> _The records_
Segment Open

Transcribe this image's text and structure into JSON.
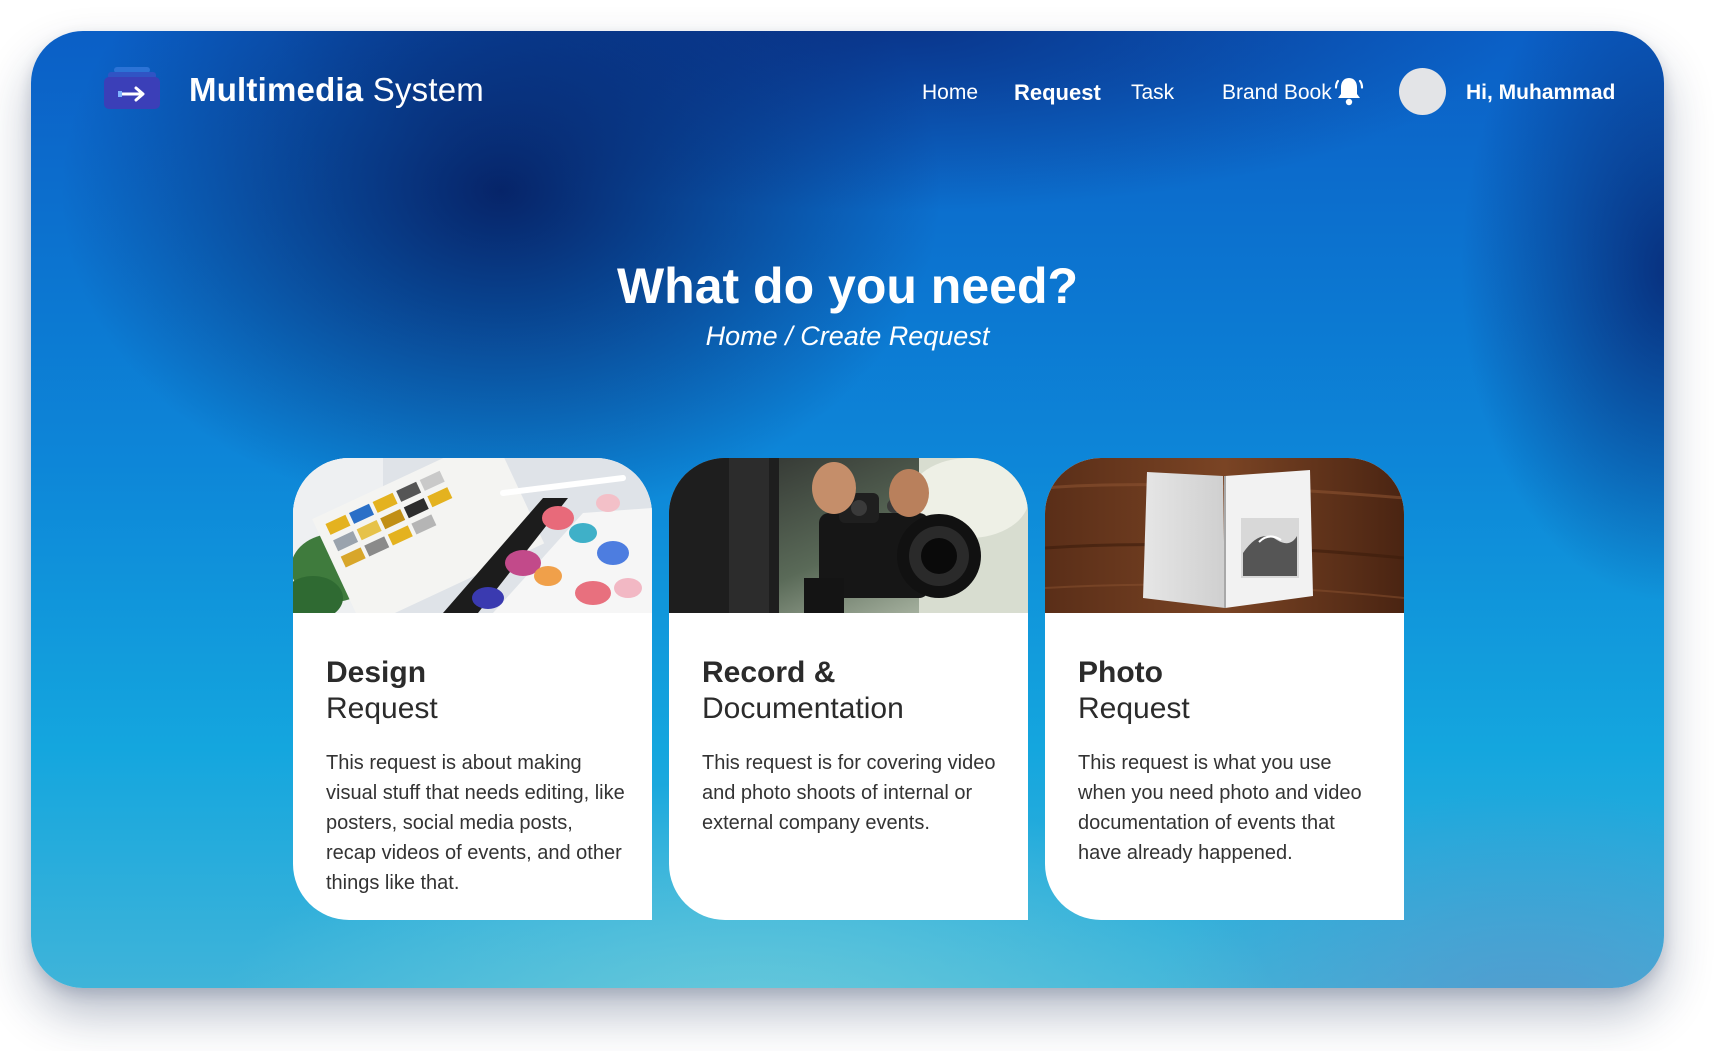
{
  "app": {
    "brand_bold": "Multimedia",
    "brand_regular": " System",
    "logo_icon": "stacked-tray-arrow-icon"
  },
  "nav": {
    "items": [
      {
        "label": "Home",
        "active": false
      },
      {
        "label": "Request",
        "active": true
      },
      {
        "label": "Task",
        "active": false
      },
      {
        "label": "Brand Book",
        "active": false
      }
    ],
    "notification_icon": "bell-icon",
    "greeting": "Hi, Muhammad"
  },
  "hero": {
    "title": "What do you need?",
    "breadcrumb": {
      "home": "Home",
      "separator": " / ",
      "current": "Create Request"
    }
  },
  "cards": [
    {
      "title_bold": "Design",
      "title_regular": "Request",
      "description": "This request is about making visual stuff that needs editing, like posters, social media posts, recap videos of events, and other things like that."
    },
    {
      "title_bold": "Record &",
      "title_regular": "Documentation",
      "description": "This request is for covering video and photo shoots of internal or external company events."
    },
    {
      "title_bold": "Photo",
      "title_regular": "Request",
      "description": "This request is what you use when you need photo and video documentation of events that have already happened."
    }
  ],
  "colors": {
    "accent_dark": "#0b3a8f",
    "accent": "#0d86d8",
    "card_bg": "#ffffff",
    "text_dark": "#2b2b2b",
    "logo_purple": "#3b3fb8"
  }
}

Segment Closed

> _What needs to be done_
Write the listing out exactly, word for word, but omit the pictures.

> _Task solution_
Transcribe this image's text and structure into JSON.
{
  "app": {
    "brand_bold": "Multimedia",
    "brand_regular": " System",
    "logo_icon": "stacked-tray-arrow-icon"
  },
  "nav": {
    "items": [
      {
        "label": "Home",
        "active": false
      },
      {
        "label": "Request",
        "active": true
      },
      {
        "label": "Task",
        "active": false
      },
      {
        "label": "Brand Book",
        "active": false
      }
    ],
    "notification_icon": "bell-icon",
    "greeting": "Hi, Muhammad"
  },
  "hero": {
    "title": "What do you need?",
    "breadcrumb": {
      "home": "Home",
      "separator": " / ",
      "current": "Create Request"
    }
  },
  "cards": [
    {
      "title_bold": "Design",
      "title_regular": "Request",
      "description": "This request is about making visual stuff that needs editing, like posters, social media posts, recap videos of events, and other things like that."
    },
    {
      "title_bold": "Record &",
      "title_regular": "Documentation",
      "description": "This request is for covering video and photo shoots of internal or external company events."
    },
    {
      "title_bold": "Photo",
      "title_regular": "Request",
      "description": "This request is what you use when you need photo and video documentation of events that have already happened."
    }
  ],
  "colors": {
    "accent_dark": "#0b3a8f",
    "accent": "#0d86d8",
    "card_bg": "#ffffff",
    "text_dark": "#2b2b2b",
    "logo_purple": "#3b3fb8"
  }
}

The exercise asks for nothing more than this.